Three of four lay candidates – Tess Welch, Sarah McGinnis and Lesley Williams – were elected on the first ballot. Another vote is planned to fill the fourth slot. A clergy election ballot was taken but was ruled invalid because of a problem.

General Conference – delayed three times because of the pandemic – is scheduled for spring 2024 in Charlotte, North Carolina.

CFA budget report
Kim Keller, chair of the conference’s Council on Finance and Administration, and the Rev. David Garvin, conference treasurer, gave first reading to the 2024 budget. Keller said the conference is trying to be responsive to those challenges. The 2024 Annual Conference budget will be about $4.5 million – a significant cut – and the conference apportionment rate will again be 10%.

The two additional directors’ positions are included in the 2024 budget, and the number of district superintendents is being reduced to five from nine. They also said there are a number of other financial sources available to help fund gaps. Future Annual Conference sessions also will cost less to produce.

Garvin stressed that “God’s not finished with us, missionally or financially,” even though how the work gets done will look different.

“The budget still has millions of dollars with hundreds of churches, tens of thousands of United Methodists. God has blessed us, if only we will have the eyes to see it and the courage to follow it,” he said.

The report will be formally approved Wednesday.

Clergy and laity sessions
As usual, the clergy and laity sessions followed Opening Worship in the morning. The clergy session was held in executive session as usual, but the laity session was public and streamed on the conference’s platforms.

There was some discussion about the pain of lay members whose churches have disaffiliated. Lew Nicholls, interim Kentucky East lay leader, noted that Sunday “was a sad day,” but it marked the end of one season and the beginning of a hopeful season.

The session concluded with three young adults in the conference, Eliza Love, Erin Rice, and Tess Welch, presenting words of hope that included a reading from Nehemiah, Chapter 8. They also had bookmarks on hand posing five questions for people to ponder:
  • What is the nature of God?
  • Who are we called to be?
  • What are we called to do?
  • How is God inviting you into deeper relationship?
  • Where do you have joy?
Ordination & Commissioning Service
  • Ordained as elders during the Monday evening service were: the Revs. Claudia Nava-Galloway, Elizabeth Louise Smith, and Dustin Woods.
  • Commissioned on the elder track were: the Revs. Jason Elam and Jordan LeeAnn Hunter.
Bishop James Swanson, who retired Jan. 1, 2023, as Mississippi Annual Conference bishop, preached. In his introductory remarks, he said the people deserve honor and praise by raising the consciousness of the five people being ordained or commissioned.

During his rousing message, he said: “The God I serve works in the midst of darkness,” and even in the darkness of despair and hopelessness, “God is not through with you yet! … There is hope even in darkness!” His words and delivery drew enthusiastic applause more than once from the clergy and laity.

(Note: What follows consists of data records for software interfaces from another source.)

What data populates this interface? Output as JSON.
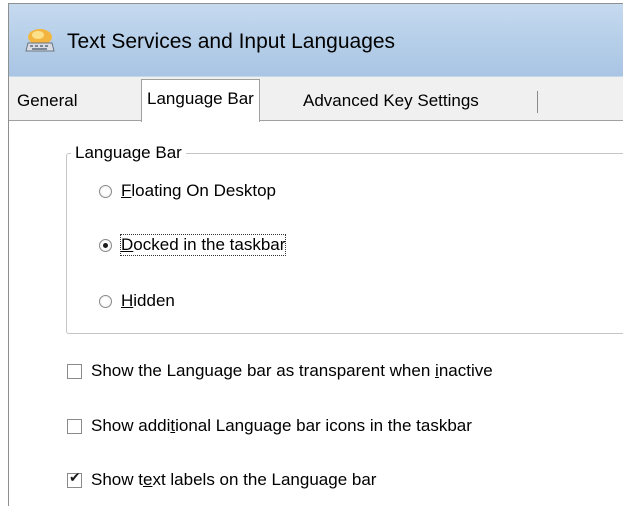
{
  "window": {
    "title": "Text Services and Input Languages",
    "title_icon": "keyboard-globe-icon"
  },
  "tabs": [
    {
      "label": "General",
      "selected": false
    },
    {
      "label": "Language Bar",
      "selected": true
    },
    {
      "label": "Advanced Key Settings",
      "selected": false
    }
  ],
  "language_bar_group": {
    "legend": "Language Bar",
    "options": [
      {
        "pre": "",
        "accel": "F",
        "post": "loating On Desktop",
        "selected": false
      },
      {
        "pre": "",
        "accel": "D",
        "post": "ocked in the taskbar",
        "selected": true
      },
      {
        "pre": "",
        "accel": "H",
        "post": "idden",
        "selected": false
      }
    ]
  },
  "checkboxes": [
    {
      "pre": "Show the Language bar as transparent when ",
      "accel": "i",
      "post": "nactive",
      "checked": false
    },
    {
      "pre": "Show addi",
      "accel": "t",
      "post": "ional Language bar icons in the taskbar",
      "checked": false
    },
    {
      "pre": "Show t",
      "accel": "e",
      "post": "xt labels on the Language bar",
      "checked": true
    }
  ]
}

As he wrapped up, he left the stage and went into  the crowd, preaching, shouting and high-fiving, calling for “joy in the morning,” adding, “I got two good words that will bless your soul: Good morning!”

“The God I serve is making way even in the darkness – bless his name, yes he is!” Swanson said to more enthusiastic applause.

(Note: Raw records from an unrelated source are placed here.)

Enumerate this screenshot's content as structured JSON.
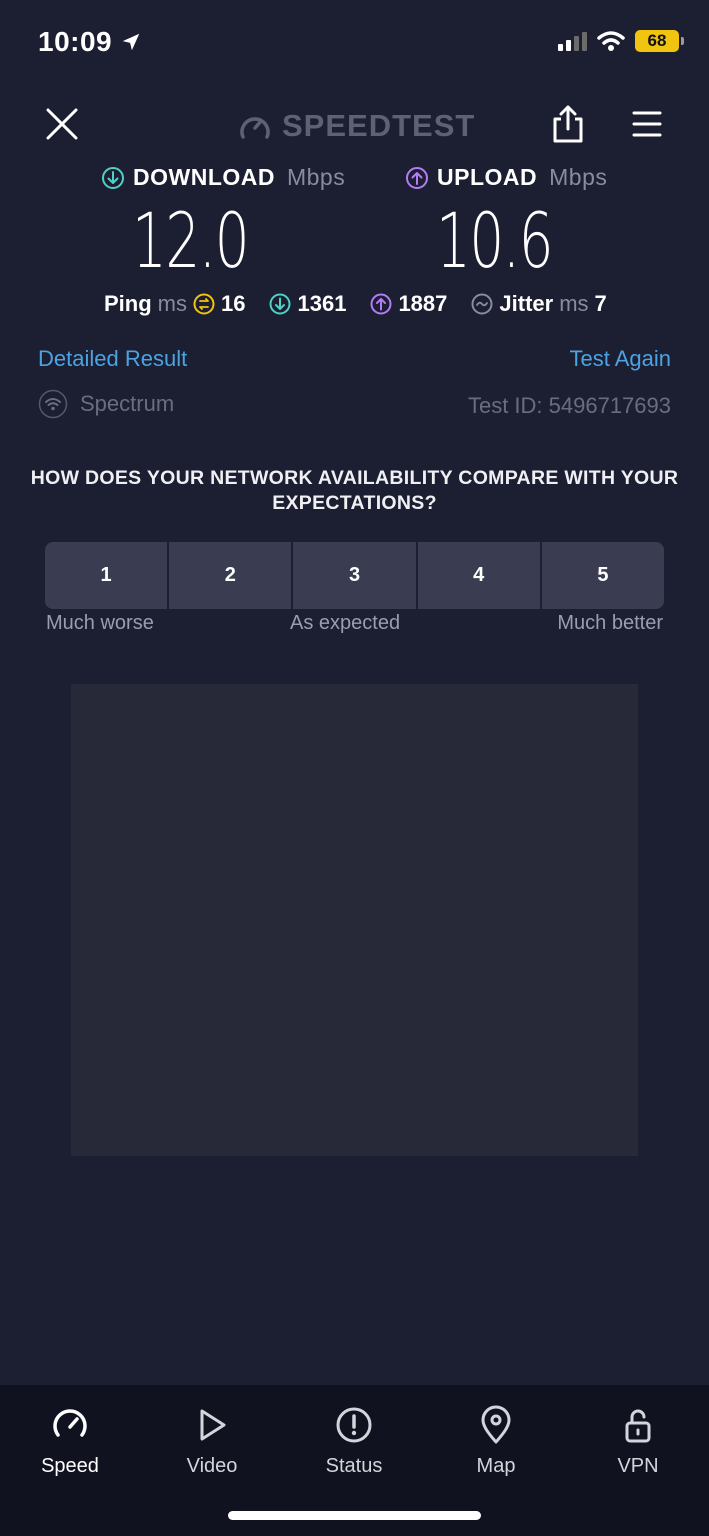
{
  "status_bar": {
    "time": "10:09",
    "battery": "68",
    "icons": [
      "location-arrow-icon",
      "cellular-signal-icon",
      "wifi-icon",
      "battery-icon"
    ]
  },
  "header": {
    "brand": "SPEEDTEST",
    "icons": [
      "close-icon",
      "speedometer-icon",
      "share-icon",
      "menu-icon"
    ]
  },
  "results": {
    "download": {
      "label": "DOWNLOAD",
      "unit": "Mbps",
      "value": "12.0",
      "color": "#4fd1c5"
    },
    "upload": {
      "label": "UPLOAD",
      "unit": "Mbps",
      "value": "10.6",
      "color": "#b57cf5"
    },
    "ping": {
      "label": "Ping",
      "unit": "ms",
      "idle": "16",
      "download": "1361",
      "upload": "1887",
      "jitter_label": "Jitter",
      "jitter_unit": "ms",
      "jitter": "7",
      "idle_color": "#f1c40f"
    }
  },
  "links": {
    "detailed": "Detailed Result",
    "again": "Test Again",
    "isp": "Spectrum",
    "test_id": "Test ID: 5496717693"
  },
  "survey": {
    "question": "HOW DOES YOUR NETWORK AVAILABILITY COMPARE WITH YOUR EXPECTATIONS?",
    "options": [
      "1",
      "2",
      "3",
      "4",
      "5"
    ],
    "labels": {
      "low": "Much worse",
      "mid": "As expected",
      "high": "Much better"
    }
  },
  "tabs": [
    {
      "label": "Speed",
      "icon": "speedometer-icon",
      "active": true
    },
    {
      "label": "Video",
      "icon": "play-icon",
      "active": false
    },
    {
      "label": "Status",
      "icon": "alert-icon",
      "active": false
    },
    {
      "label": "Map",
      "icon": "map-pin-icon",
      "active": false
    },
    {
      "label": "VPN",
      "icon": "lock-icon",
      "active": false
    }
  ],
  "colors": {
    "background": "#1c1e31",
    "link": "#4ba3e3",
    "tabbar": "#11121f"
  }
}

Earlier, the ecumenical greeting was brought by the Most Rev. Bishop William F. Medley, bishop of the Roman Catholic Diocese of Owensboro. Medley mentioned in his remarks the ecumenical relief work that took place after the deadly western Kentucky tornadoes in December 2021.

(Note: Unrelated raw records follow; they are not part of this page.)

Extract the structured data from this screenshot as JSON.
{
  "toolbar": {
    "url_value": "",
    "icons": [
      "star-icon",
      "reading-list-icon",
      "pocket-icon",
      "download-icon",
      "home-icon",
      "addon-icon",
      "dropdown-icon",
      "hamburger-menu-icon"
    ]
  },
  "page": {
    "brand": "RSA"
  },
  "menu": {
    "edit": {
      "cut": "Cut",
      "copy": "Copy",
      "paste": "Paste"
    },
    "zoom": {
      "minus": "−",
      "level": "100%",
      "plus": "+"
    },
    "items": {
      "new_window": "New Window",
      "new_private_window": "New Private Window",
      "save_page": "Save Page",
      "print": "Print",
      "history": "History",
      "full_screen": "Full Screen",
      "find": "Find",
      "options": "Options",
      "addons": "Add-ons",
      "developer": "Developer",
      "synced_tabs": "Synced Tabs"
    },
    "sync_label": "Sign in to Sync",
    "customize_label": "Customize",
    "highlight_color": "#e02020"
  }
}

“In a moment of dire need and terrible loss, our people and pastors did what we should always do: We served the least among us,” he said, adding that during tragedies, denominations often find they have way more in common than they have differences.

View all the photos from Monday's proceedings and worship service.